significance of gendered cultural forms and to accord to literature a more powerful feminine voice – which is not only that of everywoman, or those who are marginal to culture, but also an echo of the divine. Helene Cixous develops these themes further, explicitly claiming writing as a ‘divine force’ but also wrestling with the problem discussed in chapter 1 – namely how to work at writing literature with a full awareness of the challenges human suffering poses for all forms of artistic production. As Maurice Blanchot (1995) frames this question: how do we work at writing

in Literature, theology and feminism
Louise Tondeur

have been putting into practice in recent years. 19 I would like to offer yet another reading of the Eagleton quotation, as asking something more in line with the following: as a theorist, narcissistically ‘reading myself’ (to rewrite Hélène Cixous for a moment 20 ) am I more shocked by my own essentialist rendering of women in the above paragraphs, or by the UN’s assertion that while I was reading it several woman died of preventable ‘complications during pregnancy and childbirth’? This allows me to rewrite the Eagleton quotation once more

in The last taboo
Clotilde Escalle’s tales of transgression
Michael Worton

explosion of exploratory ways of saying sexuality (or, rather, sexualities) and of telling tales of selfdom. Hélène Cixous has argued that what she calls écriture féminine (feminine writing) ‘means embarking on “the passage toward more than the self, toward another than the self, toward the other”’.4 Elsewhere, she affirms that feminine writing is a ‘fidelity to what exists. To everything that exists. And fidelity is equal respect for what seems beautiful to us and what seems ugly to us’.5 Cixous’s theoretical position is clear and seductive, but it does rely on a notion of

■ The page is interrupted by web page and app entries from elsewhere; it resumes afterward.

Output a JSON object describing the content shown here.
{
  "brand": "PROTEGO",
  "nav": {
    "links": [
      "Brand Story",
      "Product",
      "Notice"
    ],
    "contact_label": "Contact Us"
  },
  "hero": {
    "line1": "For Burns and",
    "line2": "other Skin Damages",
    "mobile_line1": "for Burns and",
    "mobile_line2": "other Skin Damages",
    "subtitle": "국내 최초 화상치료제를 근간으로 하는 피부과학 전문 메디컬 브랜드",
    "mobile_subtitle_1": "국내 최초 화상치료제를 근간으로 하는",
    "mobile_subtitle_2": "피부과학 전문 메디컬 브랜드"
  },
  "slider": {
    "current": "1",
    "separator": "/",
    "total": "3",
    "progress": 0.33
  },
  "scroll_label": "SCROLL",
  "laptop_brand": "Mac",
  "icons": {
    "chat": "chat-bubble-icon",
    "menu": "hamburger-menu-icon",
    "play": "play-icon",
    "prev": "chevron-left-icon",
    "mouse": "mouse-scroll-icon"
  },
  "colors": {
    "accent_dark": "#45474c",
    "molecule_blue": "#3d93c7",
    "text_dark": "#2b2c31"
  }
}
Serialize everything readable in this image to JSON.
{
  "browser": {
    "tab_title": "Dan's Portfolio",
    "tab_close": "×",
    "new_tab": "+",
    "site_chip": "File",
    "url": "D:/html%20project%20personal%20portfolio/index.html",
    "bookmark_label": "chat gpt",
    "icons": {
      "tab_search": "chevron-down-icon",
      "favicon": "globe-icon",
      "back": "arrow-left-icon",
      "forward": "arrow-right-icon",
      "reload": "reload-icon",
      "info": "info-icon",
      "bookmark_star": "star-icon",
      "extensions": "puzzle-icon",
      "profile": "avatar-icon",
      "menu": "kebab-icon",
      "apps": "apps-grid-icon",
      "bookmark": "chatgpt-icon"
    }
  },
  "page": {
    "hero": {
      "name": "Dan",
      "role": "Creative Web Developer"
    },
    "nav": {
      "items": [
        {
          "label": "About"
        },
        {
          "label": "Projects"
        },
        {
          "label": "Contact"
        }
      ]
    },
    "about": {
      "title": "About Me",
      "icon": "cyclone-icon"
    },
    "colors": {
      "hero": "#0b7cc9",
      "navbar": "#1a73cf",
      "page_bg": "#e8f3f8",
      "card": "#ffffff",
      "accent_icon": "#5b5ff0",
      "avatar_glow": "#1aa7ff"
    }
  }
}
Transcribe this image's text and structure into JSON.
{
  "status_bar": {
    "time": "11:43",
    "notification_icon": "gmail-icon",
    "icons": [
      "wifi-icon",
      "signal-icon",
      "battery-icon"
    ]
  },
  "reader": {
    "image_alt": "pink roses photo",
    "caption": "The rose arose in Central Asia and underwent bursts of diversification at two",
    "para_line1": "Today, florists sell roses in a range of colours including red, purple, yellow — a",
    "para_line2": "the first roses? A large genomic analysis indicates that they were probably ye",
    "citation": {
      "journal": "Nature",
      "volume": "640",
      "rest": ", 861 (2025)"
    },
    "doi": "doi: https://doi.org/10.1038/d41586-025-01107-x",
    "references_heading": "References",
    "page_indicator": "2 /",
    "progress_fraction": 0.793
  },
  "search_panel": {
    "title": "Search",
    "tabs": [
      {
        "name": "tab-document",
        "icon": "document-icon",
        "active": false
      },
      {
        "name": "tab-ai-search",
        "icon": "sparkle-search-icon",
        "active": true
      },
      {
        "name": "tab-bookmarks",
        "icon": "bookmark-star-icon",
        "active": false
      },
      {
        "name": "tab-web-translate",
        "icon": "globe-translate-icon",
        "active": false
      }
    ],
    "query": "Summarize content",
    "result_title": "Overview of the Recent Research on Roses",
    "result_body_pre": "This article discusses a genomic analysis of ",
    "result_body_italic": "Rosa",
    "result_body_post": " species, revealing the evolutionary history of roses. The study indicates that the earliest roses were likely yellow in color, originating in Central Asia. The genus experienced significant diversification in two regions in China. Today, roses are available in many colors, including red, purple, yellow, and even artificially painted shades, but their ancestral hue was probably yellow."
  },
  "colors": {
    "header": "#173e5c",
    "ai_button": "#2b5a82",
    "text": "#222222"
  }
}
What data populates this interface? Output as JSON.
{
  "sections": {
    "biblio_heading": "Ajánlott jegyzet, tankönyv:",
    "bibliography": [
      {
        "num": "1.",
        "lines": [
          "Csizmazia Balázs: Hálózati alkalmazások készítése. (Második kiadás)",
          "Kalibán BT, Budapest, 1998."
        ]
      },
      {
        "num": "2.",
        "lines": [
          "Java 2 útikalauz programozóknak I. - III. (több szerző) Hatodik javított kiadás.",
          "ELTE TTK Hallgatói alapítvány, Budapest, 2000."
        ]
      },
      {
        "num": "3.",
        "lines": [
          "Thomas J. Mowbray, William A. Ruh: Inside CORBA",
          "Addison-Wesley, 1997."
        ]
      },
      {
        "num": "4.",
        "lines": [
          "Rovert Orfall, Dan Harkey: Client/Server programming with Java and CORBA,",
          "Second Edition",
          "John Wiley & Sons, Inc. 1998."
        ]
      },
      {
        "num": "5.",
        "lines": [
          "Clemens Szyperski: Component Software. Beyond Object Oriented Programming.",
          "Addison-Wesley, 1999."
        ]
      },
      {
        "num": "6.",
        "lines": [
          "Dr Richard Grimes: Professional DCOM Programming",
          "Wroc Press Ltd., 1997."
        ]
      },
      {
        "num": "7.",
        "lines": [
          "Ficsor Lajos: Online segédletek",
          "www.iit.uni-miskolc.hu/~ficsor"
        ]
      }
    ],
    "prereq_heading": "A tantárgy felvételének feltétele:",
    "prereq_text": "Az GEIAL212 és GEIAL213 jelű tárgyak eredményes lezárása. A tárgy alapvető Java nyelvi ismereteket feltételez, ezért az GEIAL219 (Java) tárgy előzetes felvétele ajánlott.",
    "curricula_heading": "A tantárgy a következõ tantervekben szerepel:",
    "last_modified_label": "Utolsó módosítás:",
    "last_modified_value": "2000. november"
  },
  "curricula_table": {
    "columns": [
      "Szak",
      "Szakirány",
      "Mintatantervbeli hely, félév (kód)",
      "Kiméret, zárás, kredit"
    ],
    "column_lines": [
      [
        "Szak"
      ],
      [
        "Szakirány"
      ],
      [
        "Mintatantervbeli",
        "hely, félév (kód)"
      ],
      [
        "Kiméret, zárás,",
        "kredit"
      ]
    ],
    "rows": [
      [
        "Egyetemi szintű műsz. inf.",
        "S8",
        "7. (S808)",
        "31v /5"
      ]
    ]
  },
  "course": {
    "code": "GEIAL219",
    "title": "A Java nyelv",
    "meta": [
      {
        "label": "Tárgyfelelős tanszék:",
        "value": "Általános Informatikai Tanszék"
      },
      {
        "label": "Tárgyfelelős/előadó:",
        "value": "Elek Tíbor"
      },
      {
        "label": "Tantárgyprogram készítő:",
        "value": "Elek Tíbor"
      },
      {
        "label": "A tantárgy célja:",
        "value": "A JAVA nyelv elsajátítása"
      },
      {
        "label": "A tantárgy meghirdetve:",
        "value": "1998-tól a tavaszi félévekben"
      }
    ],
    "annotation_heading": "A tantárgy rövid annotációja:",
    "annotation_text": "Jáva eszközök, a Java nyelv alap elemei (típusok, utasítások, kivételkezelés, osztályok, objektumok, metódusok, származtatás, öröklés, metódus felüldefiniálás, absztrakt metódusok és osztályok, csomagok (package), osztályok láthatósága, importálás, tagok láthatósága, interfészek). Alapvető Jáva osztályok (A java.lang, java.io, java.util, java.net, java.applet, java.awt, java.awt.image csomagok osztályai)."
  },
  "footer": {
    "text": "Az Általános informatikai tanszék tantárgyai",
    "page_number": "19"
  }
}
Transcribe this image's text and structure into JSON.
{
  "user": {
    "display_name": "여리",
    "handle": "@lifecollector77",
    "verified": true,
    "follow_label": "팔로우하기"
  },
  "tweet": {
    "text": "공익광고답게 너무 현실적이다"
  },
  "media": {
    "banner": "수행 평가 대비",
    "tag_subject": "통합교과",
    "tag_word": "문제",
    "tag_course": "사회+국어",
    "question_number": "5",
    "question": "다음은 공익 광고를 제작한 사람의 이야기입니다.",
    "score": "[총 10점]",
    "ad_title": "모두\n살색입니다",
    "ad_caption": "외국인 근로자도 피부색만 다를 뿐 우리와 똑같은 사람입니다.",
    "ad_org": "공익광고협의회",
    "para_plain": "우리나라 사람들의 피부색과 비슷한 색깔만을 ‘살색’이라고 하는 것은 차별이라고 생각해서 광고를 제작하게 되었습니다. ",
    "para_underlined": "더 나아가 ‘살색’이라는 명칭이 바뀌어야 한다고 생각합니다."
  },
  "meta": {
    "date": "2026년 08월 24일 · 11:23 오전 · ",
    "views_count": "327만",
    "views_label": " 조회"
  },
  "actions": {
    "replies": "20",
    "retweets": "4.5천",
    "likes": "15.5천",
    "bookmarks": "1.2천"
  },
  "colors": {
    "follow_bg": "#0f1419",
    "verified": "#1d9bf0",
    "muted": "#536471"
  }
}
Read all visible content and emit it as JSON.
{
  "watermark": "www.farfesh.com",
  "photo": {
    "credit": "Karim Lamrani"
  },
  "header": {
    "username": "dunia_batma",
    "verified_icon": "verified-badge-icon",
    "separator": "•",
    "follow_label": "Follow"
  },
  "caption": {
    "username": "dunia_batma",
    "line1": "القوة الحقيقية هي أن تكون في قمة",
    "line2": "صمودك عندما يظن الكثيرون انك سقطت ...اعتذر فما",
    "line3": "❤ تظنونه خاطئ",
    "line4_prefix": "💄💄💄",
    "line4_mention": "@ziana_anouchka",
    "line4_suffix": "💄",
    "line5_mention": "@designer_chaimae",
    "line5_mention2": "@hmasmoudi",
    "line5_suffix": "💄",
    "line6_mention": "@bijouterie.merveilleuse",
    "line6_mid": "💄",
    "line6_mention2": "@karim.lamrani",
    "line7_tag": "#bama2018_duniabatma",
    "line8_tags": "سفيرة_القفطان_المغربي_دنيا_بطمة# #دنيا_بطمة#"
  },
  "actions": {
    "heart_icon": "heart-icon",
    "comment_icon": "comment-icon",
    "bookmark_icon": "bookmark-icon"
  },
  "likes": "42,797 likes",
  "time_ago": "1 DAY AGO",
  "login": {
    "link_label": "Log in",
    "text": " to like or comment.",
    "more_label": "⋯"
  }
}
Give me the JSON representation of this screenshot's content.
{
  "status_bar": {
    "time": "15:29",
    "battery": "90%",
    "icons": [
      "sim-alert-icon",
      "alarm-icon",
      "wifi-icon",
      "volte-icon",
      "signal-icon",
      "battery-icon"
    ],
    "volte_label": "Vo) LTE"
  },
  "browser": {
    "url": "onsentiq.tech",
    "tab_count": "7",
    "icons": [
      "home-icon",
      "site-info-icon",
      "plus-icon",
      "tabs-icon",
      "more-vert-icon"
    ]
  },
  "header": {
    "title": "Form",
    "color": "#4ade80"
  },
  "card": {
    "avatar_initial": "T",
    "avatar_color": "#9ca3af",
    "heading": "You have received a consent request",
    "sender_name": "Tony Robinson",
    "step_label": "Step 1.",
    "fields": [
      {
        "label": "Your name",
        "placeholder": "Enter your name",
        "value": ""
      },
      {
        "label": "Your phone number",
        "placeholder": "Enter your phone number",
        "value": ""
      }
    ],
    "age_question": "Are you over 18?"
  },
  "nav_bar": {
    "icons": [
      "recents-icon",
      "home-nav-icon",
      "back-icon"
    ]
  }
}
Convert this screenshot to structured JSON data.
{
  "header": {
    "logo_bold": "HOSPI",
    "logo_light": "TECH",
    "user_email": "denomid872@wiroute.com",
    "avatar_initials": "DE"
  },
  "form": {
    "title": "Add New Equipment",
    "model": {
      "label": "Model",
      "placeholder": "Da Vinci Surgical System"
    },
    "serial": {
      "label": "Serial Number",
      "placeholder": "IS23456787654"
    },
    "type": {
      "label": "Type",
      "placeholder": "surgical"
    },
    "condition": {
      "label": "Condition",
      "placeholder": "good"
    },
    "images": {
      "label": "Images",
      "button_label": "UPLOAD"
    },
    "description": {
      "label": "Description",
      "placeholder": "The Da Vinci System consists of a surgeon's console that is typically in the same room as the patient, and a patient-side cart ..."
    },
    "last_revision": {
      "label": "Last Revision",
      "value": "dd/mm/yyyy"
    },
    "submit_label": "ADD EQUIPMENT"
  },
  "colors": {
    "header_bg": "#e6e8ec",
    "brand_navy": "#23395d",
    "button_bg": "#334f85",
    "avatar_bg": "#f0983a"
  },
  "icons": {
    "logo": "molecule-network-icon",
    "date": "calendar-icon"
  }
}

in Women’s writing in contemporary France
Susanne Becker

artists (e.g., Moers 1978 , Gilbert and Gubar 1979 ; for an overview see Eagleton 1986 , 88–148), and the avant-garde model that celebrates differences, includes male artists (in fact, even privileges them) and rejects the perpetuation of narrative conventions (e.g., Cixous 1981 ; Kristeva 1974). Two aspects of this ongoing discussion are central to this study: the theorisation of feminine style

in Gothic Forms of Feminine Fictions
Gender and narrative in L’Hiver de beauté, Les Ports du silence and La Rage au bois dormant by Christiane Baroche
Gill Rye

   Textual mirrors and uncertain reflections: gender and narrative in L’Hiver de beauté, Les Ports du silence and La Rage au bois dormant by Christiane Baroche Un roman est un miroir qui se promène sur une grande route. (Stendhal) (A novel is a mirror travelling along a highway.) L’écriture est la possibilité même du changement, l’espace d’où peut s’élancer une pensée subversive, le mouvement avant-coureur d’une transformation des structures sociales et culturelles. (Cixous) (Writing is precisely the very possibility of change, the space that can serve as

in Women’s writing in contemporary France